*** EXERCISE DATA ***

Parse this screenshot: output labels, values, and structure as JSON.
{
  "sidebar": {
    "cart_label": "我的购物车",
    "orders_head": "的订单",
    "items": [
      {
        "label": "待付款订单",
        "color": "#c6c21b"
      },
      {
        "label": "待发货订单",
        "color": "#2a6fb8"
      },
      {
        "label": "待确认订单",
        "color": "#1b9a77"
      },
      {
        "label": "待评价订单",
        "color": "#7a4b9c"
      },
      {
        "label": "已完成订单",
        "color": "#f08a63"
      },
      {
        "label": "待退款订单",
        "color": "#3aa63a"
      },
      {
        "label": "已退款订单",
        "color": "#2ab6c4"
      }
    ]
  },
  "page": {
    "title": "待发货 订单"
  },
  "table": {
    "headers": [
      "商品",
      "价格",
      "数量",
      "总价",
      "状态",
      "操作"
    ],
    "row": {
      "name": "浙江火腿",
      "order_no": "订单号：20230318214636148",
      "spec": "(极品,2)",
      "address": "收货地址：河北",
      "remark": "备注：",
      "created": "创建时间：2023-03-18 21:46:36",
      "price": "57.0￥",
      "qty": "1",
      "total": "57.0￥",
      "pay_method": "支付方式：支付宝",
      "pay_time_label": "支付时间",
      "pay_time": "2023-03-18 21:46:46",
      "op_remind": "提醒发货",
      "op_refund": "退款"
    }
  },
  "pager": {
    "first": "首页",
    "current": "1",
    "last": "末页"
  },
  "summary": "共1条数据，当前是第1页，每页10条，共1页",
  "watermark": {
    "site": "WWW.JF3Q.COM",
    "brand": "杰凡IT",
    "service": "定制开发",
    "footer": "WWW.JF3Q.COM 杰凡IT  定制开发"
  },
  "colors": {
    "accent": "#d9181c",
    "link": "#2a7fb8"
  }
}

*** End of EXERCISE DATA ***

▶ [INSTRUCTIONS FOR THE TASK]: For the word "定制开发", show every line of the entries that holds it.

▶ [RESPONSE TO THE TASK]:
    "service": "定制开发",
    "footer": "WWW.JF3Q.COM 杰凡IT  定制开发"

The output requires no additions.